Phiona Mutesi’s story of chess success speaks of God’s faithfulness.

‘Queen of Katwe’ Highlights Slate of TIFF Films Depicting Life in Africa - #BK247

If anyone might be forgiven for thinking God had abandoned her, it would be Phiona Mutesi.
Born into one of the poorest areas of Uganda and raised by a single mother whose husband died of AIDS, Mutesi had no reason to think that Disney would be making a movie of her life one day. Even when she screwed up the courage to enter Robert Katende’s sports mission and sat down to play chess for the first time, the actual Queen of Katwe would have had a hard time imagining herself the subject of a movie.

Mutesi is extremely soft-spoken, her quiet voice in contrast to her powerful game and the confident poise of the Hollywood glitterati that normally anchor studio press conferences and junkets. She is instinctively deferential when asked to talk about herself, a habit born, perhaps, out of years of struggle to survive. Tellingly, when asked to name her favorite moment in a film that documents many of her competitive successes, she cites two conversations with her coach: one when she asks to live with him and his wife temporarily, the other when she challenges one of his teachings.

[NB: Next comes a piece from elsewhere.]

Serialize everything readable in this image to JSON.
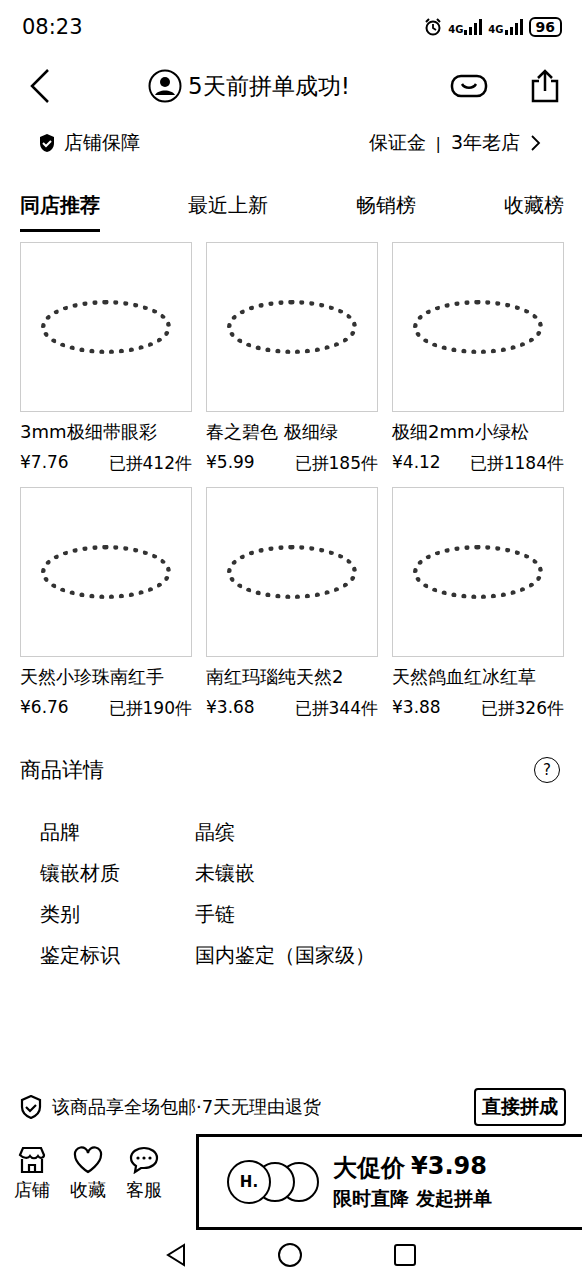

“Where is my safe square?” Mutesi asks the man who taught her to see chess as a metaphor for life and believes it can be something more than simply a distraction from the grinding poverty and threats that surround her. For the real-life Mutesi, her safe square may not be on the chess board, but in the hands of a God in whom she has been steadfast in believing. When asked if she had any special message for Christian viewers of the film, she said simply, “He’s always there.”

For David Oyelowo, who plays Mutesi’s teacher, Robert Katende, it was important that the film of this young woman’s transformation be helmed …

Continue reading

close
We keep your data private and share your data only with third parties that make this service possible. See our Privacy Policy for more information.